Aegean tension already taking a toll
Turkey’s decision to escalate tension in the Aegean, certainly in terms of rhetoric, could lead to a military incident. It is a scenario that anyone with any common sense would want to avoid. A development of this nature would seriously damage Greece’s tourism industry – a fundamental pillar of the country’s economy.
But Greece would not be the only one to suffer. Given the fact that Greece’s armed forces have the means and the strength to deal a hefty blow in the event of a Turkish offensive, the impact on Turkey’s economy, which is already rather wobbly, would be irreparable. President Recep Tayyip Erdogan would have to think twice before giving an order for military action, even if that were only for a few hours or minutes in the air. Such action would not be like Ankara’s operation against the lightly armed Kurdish forces in Afrin, on the other side of the Turkey’s border with Syria. There would be no winners in such a mini-conflict. Both sides would suffer losses in terms of human lives, weaponry and their economy.

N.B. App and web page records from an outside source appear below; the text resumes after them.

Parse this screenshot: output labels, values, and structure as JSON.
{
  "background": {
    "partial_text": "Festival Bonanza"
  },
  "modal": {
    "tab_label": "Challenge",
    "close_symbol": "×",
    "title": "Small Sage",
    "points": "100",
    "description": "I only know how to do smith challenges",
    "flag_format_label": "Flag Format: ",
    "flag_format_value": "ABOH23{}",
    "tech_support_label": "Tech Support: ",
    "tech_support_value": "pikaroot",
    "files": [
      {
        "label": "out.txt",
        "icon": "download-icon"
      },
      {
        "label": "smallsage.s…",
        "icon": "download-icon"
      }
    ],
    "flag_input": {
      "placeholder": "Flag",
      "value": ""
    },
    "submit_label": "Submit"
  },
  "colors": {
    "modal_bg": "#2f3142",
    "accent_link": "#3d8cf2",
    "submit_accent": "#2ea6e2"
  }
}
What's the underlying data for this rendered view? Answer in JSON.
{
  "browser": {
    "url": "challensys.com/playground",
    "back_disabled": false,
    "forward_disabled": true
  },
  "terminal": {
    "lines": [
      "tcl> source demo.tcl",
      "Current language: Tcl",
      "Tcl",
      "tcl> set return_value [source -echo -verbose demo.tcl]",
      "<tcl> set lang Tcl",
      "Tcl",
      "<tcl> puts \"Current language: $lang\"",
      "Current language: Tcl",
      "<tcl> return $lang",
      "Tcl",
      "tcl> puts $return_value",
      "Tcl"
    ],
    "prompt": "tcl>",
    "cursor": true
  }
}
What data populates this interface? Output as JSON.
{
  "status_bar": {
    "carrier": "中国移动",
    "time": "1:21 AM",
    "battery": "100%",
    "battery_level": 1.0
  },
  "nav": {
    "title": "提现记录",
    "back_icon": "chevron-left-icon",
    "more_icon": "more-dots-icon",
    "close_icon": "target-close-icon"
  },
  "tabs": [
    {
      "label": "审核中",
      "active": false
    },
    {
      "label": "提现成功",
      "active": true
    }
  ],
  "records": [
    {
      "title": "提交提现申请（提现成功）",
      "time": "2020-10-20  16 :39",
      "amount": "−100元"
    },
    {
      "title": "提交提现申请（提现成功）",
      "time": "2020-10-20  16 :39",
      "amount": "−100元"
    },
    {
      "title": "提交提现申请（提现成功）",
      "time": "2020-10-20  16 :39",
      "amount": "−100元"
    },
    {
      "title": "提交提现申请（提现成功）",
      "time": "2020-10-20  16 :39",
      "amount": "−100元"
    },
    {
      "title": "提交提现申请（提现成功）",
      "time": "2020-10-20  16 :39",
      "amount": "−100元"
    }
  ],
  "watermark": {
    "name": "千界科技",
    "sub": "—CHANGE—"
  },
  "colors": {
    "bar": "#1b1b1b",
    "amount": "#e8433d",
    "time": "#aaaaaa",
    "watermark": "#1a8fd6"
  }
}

Turkey and Greece, as well as international businesses, have invested heavily in tourism both in the Aegean islands as well as along the Turkish coast. A potential conflict – what’s worse, ahead of the summer season – would be disastrous for all sides. For what American or European tourist would want to spend their vacation on a Greek island or in a Turkish coastal resort, instead of at a destination in Italy or Spain, after seeing images of falling fighter jets or sinking gunboats?
The economic repercussions from the arrest of the two Greek soldiers who accidentally crossed the border in the Evros region in early March are already being felt in Turkey. The flow of Greek visitors to Istanbul, Kesan and Edirne, as well as the coastal towns, has stopped, and the daily trips from Thessaloniki, Kavala, Alexandroupoli and Drama to the other side of the Evros River have been suspended, and Turkish businesses are feeling the implications. All that would have an impact on a reasonable leader. But there is no such leader across the Aegean, which means that anything is possible.
Erdogan cannot ignore the price his country would have to pay for overly ambitious aggressive action, but his megalomania, which he also seems to have passed on to his fellow countrymen, appears to trump all else.